__WHAT IS EXPECTED__.
When you reach the records below, output every one exactly as written but leave out any pictures.

*** Opening INPUT ***

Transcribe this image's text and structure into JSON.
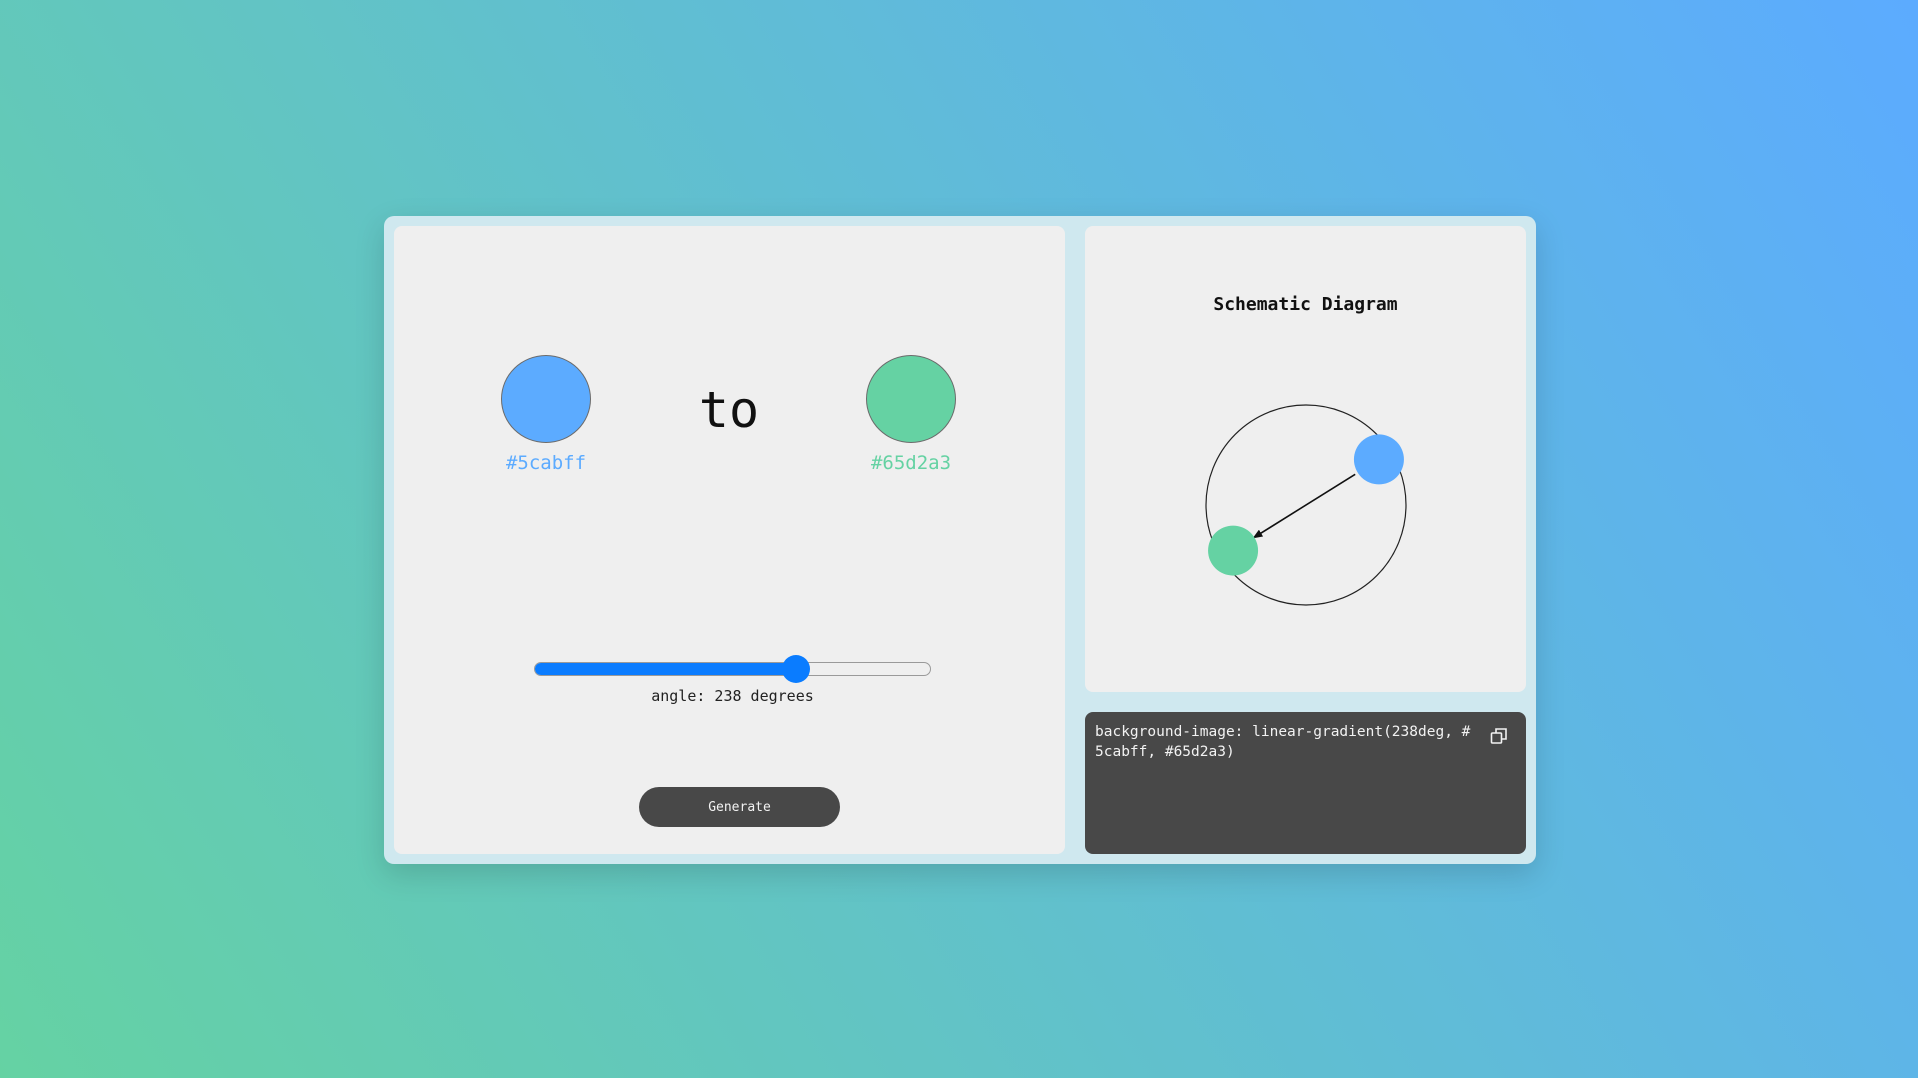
{
  "colors": {
    "from": "#5cabff",
    "to": "#65d2a3",
    "slider_accent": "#0a7cff",
    "button_bg": "#484848",
    "code_bg": "#484848"
  },
  "picker": {
    "from_hex": "#5cabff",
    "connector": "to",
    "to_hex": "#65d2a3"
  },
  "slider": {
    "angle": 238,
    "min": 0,
    "max": 360,
    "label": "angle: 238 degrees"
  },
  "actions": {
    "generate_label": "Generate"
  },
  "diagram": {
    "title": "Schematic Diagram"
  },
  "output": {
    "css_code": "background-image: linear-gradient(238deg, #5cabff, #65d2a3)",
    "copy_icon": "copy-icon"
  }
}
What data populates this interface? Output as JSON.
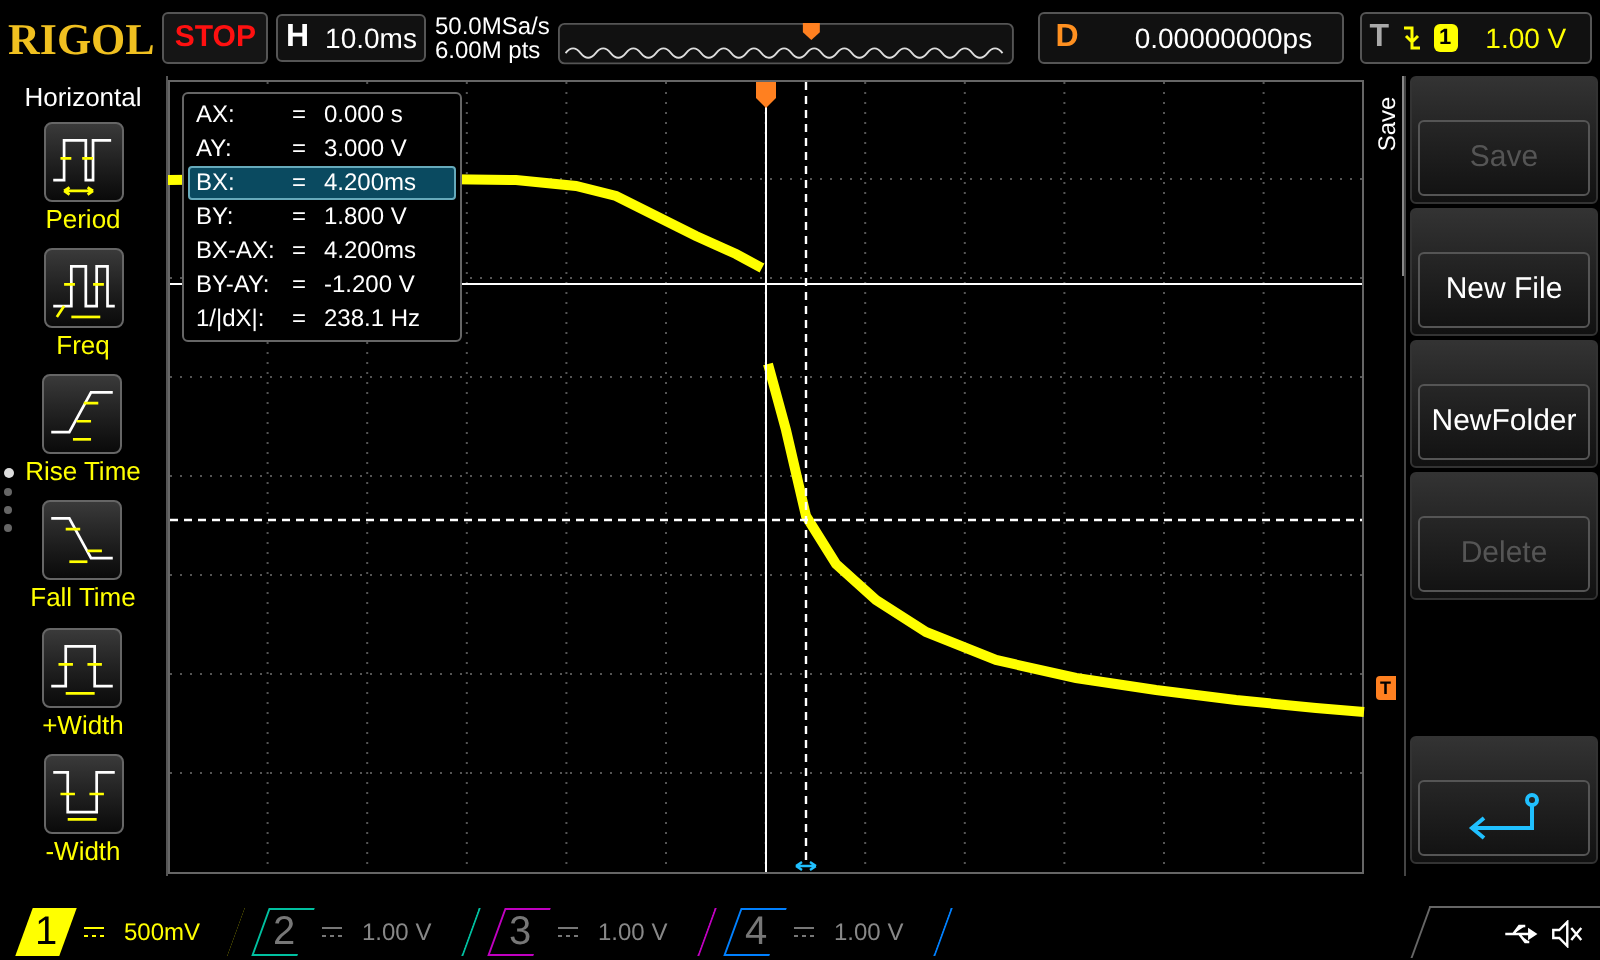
{
  "header": {
    "logo": "RIGOL",
    "run_state": "STOP",
    "timebase": {
      "label": "H",
      "value": "10.0ms"
    },
    "sample_rate": "50.0MSa/s",
    "memory_depth": "6.00M pts",
    "delay": {
      "label": "D",
      "value": "0.00000000ps"
    },
    "trigger": {
      "label": "T",
      "source": "1",
      "level_text": "1.00 V"
    }
  },
  "left_menu": {
    "title": "Horizontal",
    "items": [
      {
        "label": "Period",
        "kind": "period"
      },
      {
        "label": "Freq",
        "kind": "freq"
      },
      {
        "label": "Rise Time",
        "kind": "rise"
      },
      {
        "label": "Fall Time",
        "kind": "fall"
      },
      {
        "label": "+Width",
        "kind": "pwidth"
      },
      {
        "label": "-Width",
        "kind": "nwidth"
      }
    ],
    "pages": [
      {
        "selected": true
      },
      {
        "selected": false
      },
      {
        "selected": false
      },
      {
        "selected": false
      }
    ]
  },
  "cursor_readout": [
    {
      "name": "AX:",
      "eq": "=",
      "value": "0.000 s",
      "selected": false
    },
    {
      "name": "AY:",
      "eq": "=",
      "value": "3.000 V",
      "selected": false
    },
    {
      "name": "BX:",
      "eq": "=",
      "value": "4.200ms",
      "selected": true
    },
    {
      "name": "BY:",
      "eq": "=",
      "value": "1.800 V",
      "selected": false
    },
    {
      "name": "BX-AX:",
      "eq": "=",
      "value": "4.200ms",
      "selected": false
    },
    {
      "name": "BY-AY:",
      "eq": "=",
      "value": "-1.200 V",
      "selected": false
    },
    {
      "name": "1/|dX|:",
      "eq": "=",
      "value": "238.1 Hz",
      "selected": false
    }
  ],
  "right_menu": {
    "title": "Save",
    "buttons": [
      {
        "kind": "text",
        "label": "Save",
        "disabled": true
      },
      {
        "kind": "text",
        "label": "New File",
        "disabled": false
      },
      {
        "kind": "text",
        "label": "NewFolder",
        "disabled": false
      },
      {
        "kind": "text",
        "label": "Delete",
        "disabled": true
      },
      {
        "kind": "empty"
      },
      {
        "kind": "back"
      }
    ]
  },
  "trigger_marker": "T",
  "channels": [
    {
      "number": "1",
      "scale": "500mV",
      "active": true,
      "color": "#ffff00"
    },
    {
      "number": "2",
      "scale": "1.00 V",
      "active": false,
      "color": "#00c0a0"
    },
    {
      "number": "3",
      "scale": "1.00 V",
      "active": false,
      "color": "#c000c0"
    },
    {
      "number": "4",
      "scale": "1.00 V",
      "active": false,
      "color": "#0080ff"
    }
  ]
}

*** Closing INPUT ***

__YOUR SOLUTION__.
Transcribe this image's text and structure into JSON.
{
  "colors": {
    "from": "#5cabff",
    "to": "#65d2a3",
    "slider_accent": "#0a7cff",
    "button_bg": "#484848",
    "code_bg": "#484848"
  },
  "picker": {
    "from_hex": "#5cabff",
    "connector": "to",
    "to_hex": "#65d2a3"
  },
  "slider": {
    "angle": 238,
    "min": 0,
    "max": 360,
    "label": "angle: 238 degrees"
  },
  "actions": {
    "generate_label": "Generate"
  },
  "diagram": {
    "title": "Schematic Diagram"
  },
  "output": {
    "css_code": "background-image: linear-gradient(238deg, #5cabff, #65d2a3)",
    "copy_icon": "copy-icon"
  }
}
What data populates this interface? Output as JSON.
{
  "header": {
    "logo": "RIGOL",
    "run_state": "STOP",
    "timebase": {
      "label": "H",
      "value": "10.0ms"
    },
    "sample_rate": "50.0MSa/s",
    "memory_depth": "6.00M pts",
    "delay": {
      "label": "D",
      "value": "0.00000000ps"
    },
    "trigger": {
      "label": "T",
      "source": "1",
      "level_text": "1.00 V"
    }
  },
  "left_menu": {
    "title": "Horizontal",
    "items": [
      {
        "label": "Period",
        "kind": "period"
      },
      {
        "label": "Freq",
        "kind": "freq"
      },
      {
        "label": "Rise Time",
        "kind": "rise"
      },
      {
        "label": "Fall Time",
        "kind": "fall"
      },
      {
        "label": "+Width",
        "kind": "pwidth"
      },
      {
        "label": "-Width",
        "kind": "nwidth"
      }
    ],
    "pages": [
      {
        "selected": true
      },
      {
        "selected": false
      },
      {
        "selected": false
      },
      {
        "selected": false
      }
    ]
  },
  "cursor_readout": [
    {
      "name": "AX:",
      "eq": "=",
      "value": "0.000 s",
      "selected": false
    },
    {
      "name": "AY:",
      "eq": "=",
      "value": "3.000 V",
      "selected": false
    },
    {
      "name": "BX:",
      "eq": "=",
      "value": "4.200ms",
      "selected": true
    },
    {
      "name": "BY:",
      "eq": "=",
      "value": "1.800 V",
      "selected": false
    },
    {
      "name": "BX-AX:",
      "eq": "=",
      "value": "4.200ms",
      "selected": false
    },
    {
      "name": "BY-AY:",
      "eq": "=",
      "value": "-1.200 V",
      "selected": false
    },
    {
      "name": "1/|dX|:",
      "eq": "=",
      "value": "238.1 Hz",
      "selected": false
    }
  ],
  "right_menu": {
    "title": "Save",
    "buttons": [
      {
        "kind": "text",
        "label": "Save",
        "disabled": true
      },
      {
        "kind": "text",
        "label": "New File",
        "disabled": false
      },
      {
        "kind": "text",
        "label": "NewFolder",
        "disabled": false
      },
      {
        "kind": "text",
        "label": "Delete",
        "disabled": true
      },
      {
        "kind": "empty"
      },
      {
        "kind": "back"
      }
    ]
  },
  "trigger_marker": "T",
  "channels": [
    {
      "number": "1",
      "scale": "500mV",
      "active": true,
      "color": "#ffff00"
    },
    {
      "number": "2",
      "scale": "1.00 V",
      "active": false,
      "color": "#00c0a0"
    },
    {
      "number": "3",
      "scale": "1.00 V",
      "active": false,
      "color": "#c000c0"
    },
    {
      "number": "4",
      "scale": "1.00 V",
      "active": false,
      "color": "#0080ff"
    }
  ]
}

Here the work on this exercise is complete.